3 • “Roland Doe“/”Robbie Mannheim”
Known as the “real” story behind the novel and Hollywood movie The Exorcist, the tale of fourteen year-old Roland Doe is one of the most notorious stories of demonic possession. In fact, Roland Doe is not his real name; it is a pseudonym assigned to him by the Catholic church in order to preserve the boy’s privacy. In the late 1940s, Doe’s aunt encouraged him to use a Ouija board, and many speculate that after her death the boy attempted to contact his aunt with the Ouija board, an act which opened the door for the demons who wished to possess him.
The possession started with strange sounds, like dripping water, that no one could place. Eventually, religious artifacts began to quake and fly off the walls, and unexplained footsteps and scratching noises could be heard around the home. Scratches began to appear on the boy’s body, including words that seemed to have been carved into his flesh by unseen claws. The boy spoke in tongues in a guttural voice and levitated in the air, with his body contorted in pain.
His family brought in a Catholic priest, who determined that the boy was possessed by evil spirits and needed an exorcism. The exorcism ritual was performed over thirty times, with the boy injuring the priest many times throughout. When, at last, the rite was successful, the entire hospital heard Doe’s cries of bestial anguish and reported a horrible sulfuric odor hanging in the air. (Link | Photo)
4 • “Julia”
In 2008, Dr. Richard E. Gallagher, a board-certified psychiatrist and associate professor of clinical psychiatry at New York Medical College, documented the case of a patient nicknamed “Julia” whom he deduced was indeed possessed by demons. It’s rare that a scientist and psychiatrist would acknowledge the possibility of possession; typically doctors think that possession is either fraudulent or a result of mental illness.

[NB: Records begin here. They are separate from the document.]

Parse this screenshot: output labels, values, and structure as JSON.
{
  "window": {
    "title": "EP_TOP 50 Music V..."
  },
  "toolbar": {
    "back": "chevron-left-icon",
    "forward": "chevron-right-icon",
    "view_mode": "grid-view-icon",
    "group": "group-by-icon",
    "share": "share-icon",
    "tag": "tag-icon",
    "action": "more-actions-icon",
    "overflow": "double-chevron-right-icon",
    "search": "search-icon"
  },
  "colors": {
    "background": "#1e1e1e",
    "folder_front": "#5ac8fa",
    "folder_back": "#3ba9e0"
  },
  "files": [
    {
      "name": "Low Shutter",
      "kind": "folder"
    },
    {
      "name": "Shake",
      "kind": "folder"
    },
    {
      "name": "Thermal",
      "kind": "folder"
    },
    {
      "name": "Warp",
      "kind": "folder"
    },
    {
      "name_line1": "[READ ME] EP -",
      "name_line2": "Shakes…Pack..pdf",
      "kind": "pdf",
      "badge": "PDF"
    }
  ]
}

Dr. Gallagher personally observed items flying around the room, Julia levitating off the bed, speaking in tongues, and knowing things about people around her that she could not possibly have known. Here is an excerpt from Gallagher’s statement:
“Periodically, in our presence, Julia would go into a trance state of a recurring nature,” writes Gallagher. “Mentally troubled individuals often ‘dissociate,’ but Julia’s trances were accompanied by an unusual phenomenon: Out of her mouth would come various threats, taunts and scatological language, phrases like ‘Leave her alone, you idiot,’ ‘She’s ours,’ ‘Leave, you imbecile priest,’ or just ‘Leave.’ The tone of this voice differed markedly from Julia’s own, and it varied, sometimes sounding guttural and vaguely masculine, at other points high pitched. Most of her comments during these ‘trances,’ or at the subsequent exorcisms, displayed a marked contempt for anything religious or sacred.” (Link | Via | Photo)
- 10 Terrifying Cases of Demonic Possession (oddee.com)
- Toddler’s Exorcism Death Part of Dark History (livescience.com)
- A Real Exorcism: Wyoming Woman Stops Breathing During Exorcism, Goes Into Cardiac Arrest (medicaldaily.com)
- Polish Priests Examining “The Woman Who Dares Call Herself Madonna” For Demonic Possession (queerty.com)
- A Real Life Exorcism Story (thebrennerbrief.com)
- Read the Reviews of I Am Not Afraid Here! (iamnotafraidblog.com)
- ‘THE CONJURING’: The making of an exorcist – Articles (wilmingtonfavs.com)
- What an excellent day for an Exorcism… (scaredshirtless.wordpress.com)
- Exorcism Is Not Something An Individual Does… (iamnotafraidblog.com)